--- START ---

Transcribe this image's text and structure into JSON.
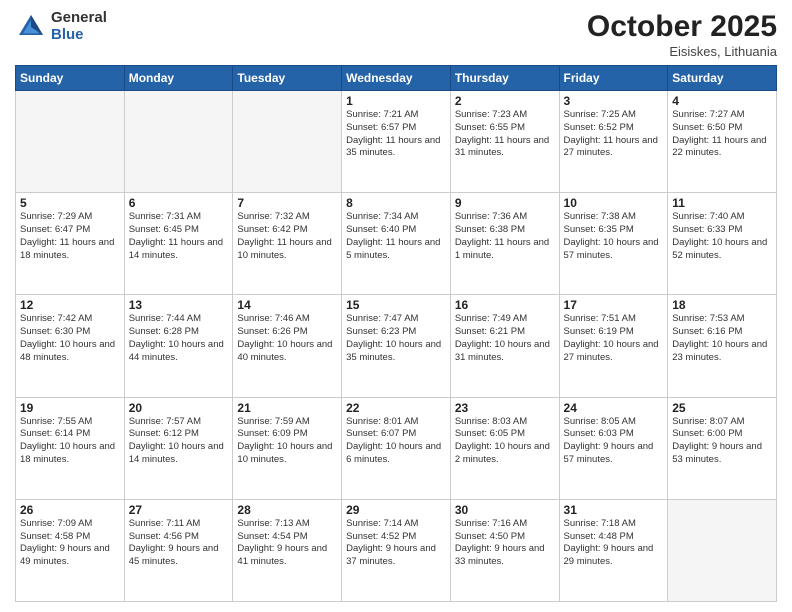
{
  "header": {
    "logo_general": "General",
    "logo_blue": "Blue",
    "month_title": "October 2025",
    "subtitle": "Eisiskes, Lithuania"
  },
  "days_of_week": [
    "Sunday",
    "Monday",
    "Tuesday",
    "Wednesday",
    "Thursday",
    "Friday",
    "Saturday"
  ],
  "weeks": [
    [
      {
        "day": "",
        "empty": true
      },
      {
        "day": "",
        "empty": true
      },
      {
        "day": "",
        "empty": true
      },
      {
        "day": "1",
        "sunrise": "7:21 AM",
        "sunset": "6:57 PM",
        "daylight": "11 hours and 35 minutes."
      },
      {
        "day": "2",
        "sunrise": "7:23 AM",
        "sunset": "6:55 PM",
        "daylight": "11 hours and 31 minutes."
      },
      {
        "day": "3",
        "sunrise": "7:25 AM",
        "sunset": "6:52 PM",
        "daylight": "11 hours and 27 minutes."
      },
      {
        "day": "4",
        "sunrise": "7:27 AM",
        "sunset": "6:50 PM",
        "daylight": "11 hours and 22 minutes."
      }
    ],
    [
      {
        "day": "5",
        "sunrise": "7:29 AM",
        "sunset": "6:47 PM",
        "daylight": "11 hours and 18 minutes."
      },
      {
        "day": "6",
        "sunrise": "7:31 AM",
        "sunset": "6:45 PM",
        "daylight": "11 hours and 14 minutes."
      },
      {
        "day": "7",
        "sunrise": "7:32 AM",
        "sunset": "6:42 PM",
        "daylight": "11 hours and 10 minutes."
      },
      {
        "day": "8",
        "sunrise": "7:34 AM",
        "sunset": "6:40 PM",
        "daylight": "11 hours and 5 minutes."
      },
      {
        "day": "9",
        "sunrise": "7:36 AM",
        "sunset": "6:38 PM",
        "daylight": "11 hours and 1 minute."
      },
      {
        "day": "10",
        "sunrise": "7:38 AM",
        "sunset": "6:35 PM",
        "daylight": "10 hours and 57 minutes."
      },
      {
        "day": "11",
        "sunrise": "7:40 AM",
        "sunset": "6:33 PM",
        "daylight": "10 hours and 52 minutes."
      }
    ],
    [
      {
        "day": "12",
        "sunrise": "7:42 AM",
        "sunset": "6:30 PM",
        "daylight": "10 hours and 48 minutes."
      },
      {
        "day": "13",
        "sunrise": "7:44 AM",
        "sunset": "6:28 PM",
        "daylight": "10 hours and 44 minutes."
      },
      {
        "day": "14",
        "sunrise": "7:46 AM",
        "sunset": "6:26 PM",
        "daylight": "10 hours and 40 minutes."
      },
      {
        "day": "15",
        "sunrise": "7:47 AM",
        "sunset": "6:23 PM",
        "daylight": "10 hours and 35 minutes."
      },
      {
        "day": "16",
        "sunrise": "7:49 AM",
        "sunset": "6:21 PM",
        "daylight": "10 hours and 31 minutes."
      },
      {
        "day": "17",
        "sunrise": "7:51 AM",
        "sunset": "6:19 PM",
        "daylight": "10 hours and 27 minutes."
      },
      {
        "day": "18",
        "sunrise": "7:53 AM",
        "sunset": "6:16 PM",
        "daylight": "10 hours and 23 minutes."
      }
    ],
    [
      {
        "day": "19",
        "sunrise": "7:55 AM",
        "sunset": "6:14 PM",
        "daylight": "10 hours and 18 minutes."
      },
      {
        "day": "20",
        "sunrise": "7:57 AM",
        "sunset": "6:12 PM",
        "daylight": "10 hours and 14 minutes."
      },
      {
        "day": "21",
        "sunrise": "7:59 AM",
        "sunset": "6:09 PM",
        "daylight": "10 hours and 10 minutes."
      },
      {
        "day": "22",
        "sunrise": "8:01 AM",
        "sunset": "6:07 PM",
        "daylight": "10 hours and 6 minutes."
      },
      {
        "day": "23",
        "sunrise": "8:03 AM",
        "sunset": "6:05 PM",
        "daylight": "10 hours and 2 minutes."
      },
      {
        "day": "24",
        "sunrise": "8:05 AM",
        "sunset": "6:03 PM",
        "daylight": "9 hours and 57 minutes."
      },
      {
        "day": "25",
        "sunrise": "8:07 AM",
        "sunset": "6:00 PM",
        "daylight": "9 hours and 53 minutes."
      }
    ],
    [
      {
        "day": "26",
        "sunrise": "7:09 AM",
        "sunset": "4:58 PM",
        "daylight": "9 hours and 49 minutes."
      },
      {
        "day": "27",
        "sunrise": "7:11 AM",
        "sunset": "4:56 PM",
        "daylight": "9 hours and 45 minutes."
      },
      {
        "day": "28",
        "sunrise": "7:13 AM",
        "sunset": "4:54 PM",
        "daylight": "9 hours and 41 minutes."
      },
      {
        "day": "29",
        "sunrise": "7:14 AM",
        "sunset": "4:52 PM",
        "daylight": "9 hours and 37 minutes."
      },
      {
        "day": "30",
        "sunrise": "7:16 AM",
        "sunset": "4:50 PM",
        "daylight": "9 hours and 33 minutes."
      },
      {
        "day": "31",
        "sunrise": "7:18 AM",
        "sunset": "4:48 PM",
        "daylight": "9 hours and 29 minutes."
      },
      {
        "day": "",
        "empty": true
      }
    ]
  ]
}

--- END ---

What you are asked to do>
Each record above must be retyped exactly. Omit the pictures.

Exercise result>
Transcribe this image's text and structure into JSON.
{
  "header": {
    "logo_general": "General",
    "logo_blue": "Blue",
    "month_title": "October 2025",
    "subtitle": "Eisiskes, Lithuania"
  },
  "days_of_week": [
    "Sunday",
    "Monday",
    "Tuesday",
    "Wednesday",
    "Thursday",
    "Friday",
    "Saturday"
  ],
  "weeks": [
    [
      {
        "day": "",
        "empty": true
      },
      {
        "day": "",
        "empty": true
      },
      {
        "day": "",
        "empty": true
      },
      {
        "day": "1",
        "sunrise": "7:21 AM",
        "sunset": "6:57 PM",
        "daylight": "11 hours and 35 minutes."
      },
      {
        "day": "2",
        "sunrise": "7:23 AM",
        "sunset": "6:55 PM",
        "daylight": "11 hours and 31 minutes."
      },
      {
        "day": "3",
        "sunrise": "7:25 AM",
        "sunset": "6:52 PM",
        "daylight": "11 hours and 27 minutes."
      },
      {
        "day": "4",
        "sunrise": "7:27 AM",
        "sunset": "6:50 PM",
        "daylight": "11 hours and 22 minutes."
      }
    ],
    [
      {
        "day": "5",
        "sunrise": "7:29 AM",
        "sunset": "6:47 PM",
        "daylight": "11 hours and 18 minutes."
      },
      {
        "day": "6",
        "sunrise": "7:31 AM",
        "sunset": "6:45 PM",
        "daylight": "11 hours and 14 minutes."
      },
      {
        "day": "7",
        "sunrise": "7:32 AM",
        "sunset": "6:42 PM",
        "daylight": "11 hours and 10 minutes."
      },
      {
        "day": "8",
        "sunrise": "7:34 AM",
        "sunset": "6:40 PM",
        "daylight": "11 hours and 5 minutes."
      },
      {
        "day": "9",
        "sunrise": "7:36 AM",
        "sunset": "6:38 PM",
        "daylight": "11 hours and 1 minute."
      },
      {
        "day": "10",
        "sunrise": "7:38 AM",
        "sunset": "6:35 PM",
        "daylight": "10 hours and 57 minutes."
      },
      {
        "day": "11",
        "sunrise": "7:40 AM",
        "sunset": "6:33 PM",
        "daylight": "10 hours and 52 minutes."
      }
    ],
    [
      {
        "day": "12",
        "sunrise": "7:42 AM",
        "sunset": "6:30 PM",
        "daylight": "10 hours and 48 minutes."
      },
      {
        "day": "13",
        "sunrise": "7:44 AM",
        "sunset": "6:28 PM",
        "daylight": "10 hours and 44 minutes."
      },
      {
        "day": "14",
        "sunrise": "7:46 AM",
        "sunset": "6:26 PM",
        "daylight": "10 hours and 40 minutes."
      },
      {
        "day": "15",
        "sunrise": "7:47 AM",
        "sunset": "6:23 PM",
        "daylight": "10 hours and 35 minutes."
      },
      {
        "day": "16",
        "sunrise": "7:49 AM",
        "sunset": "6:21 PM",
        "daylight": "10 hours and 31 minutes."
      },
      {
        "day": "17",
        "sunrise": "7:51 AM",
        "sunset": "6:19 PM",
        "daylight": "10 hours and 27 minutes."
      },
      {
        "day": "18",
        "sunrise": "7:53 AM",
        "sunset": "6:16 PM",
        "daylight": "10 hours and 23 minutes."
      }
    ],
    [
      {
        "day": "19",
        "sunrise": "7:55 AM",
        "sunset": "6:14 PM",
        "daylight": "10 hours and 18 minutes."
      },
      {
        "day": "20",
        "sunrise": "7:57 AM",
        "sunset": "6:12 PM",
        "daylight": "10 hours and 14 minutes."
      },
      {
        "day": "21",
        "sunrise": "7:59 AM",
        "sunset": "6:09 PM",
        "daylight": "10 hours and 10 minutes."
      },
      {
        "day": "22",
        "sunrise": "8:01 AM",
        "sunset": "6:07 PM",
        "daylight": "10 hours and 6 minutes."
      },
      {
        "day": "23",
        "sunrise": "8:03 AM",
        "sunset": "6:05 PM",
        "daylight": "10 hours and 2 minutes."
      },
      {
        "day": "24",
        "sunrise": "8:05 AM",
        "sunset": "6:03 PM",
        "daylight": "9 hours and 57 minutes."
      },
      {
        "day": "25",
        "sunrise": "8:07 AM",
        "sunset": "6:00 PM",
        "daylight": "9 hours and 53 minutes."
      }
    ],
    [
      {
        "day": "26",
        "sunrise": "7:09 AM",
        "sunset": "4:58 PM",
        "daylight": "9 hours and 49 minutes."
      },
      {
        "day": "27",
        "sunrise": "7:11 AM",
        "sunset": "4:56 PM",
        "daylight": "9 hours and 45 minutes."
      },
      {
        "day": "28",
        "sunrise": "7:13 AM",
        "sunset": "4:54 PM",
        "daylight": "9 hours and 41 minutes."
      },
      {
        "day": "29",
        "sunrise": "7:14 AM",
        "sunset": "4:52 PM",
        "daylight": "9 hours and 37 minutes."
      },
      {
        "day": "30",
        "sunrise": "7:16 AM",
        "sunset": "4:50 PM",
        "daylight": "9 hours and 33 minutes."
      },
      {
        "day": "31",
        "sunrise": "7:18 AM",
        "sunset": "4:48 PM",
        "daylight": "9 hours and 29 minutes."
      },
      {
        "day": "",
        "empty": true
      }
    ]
  ]
}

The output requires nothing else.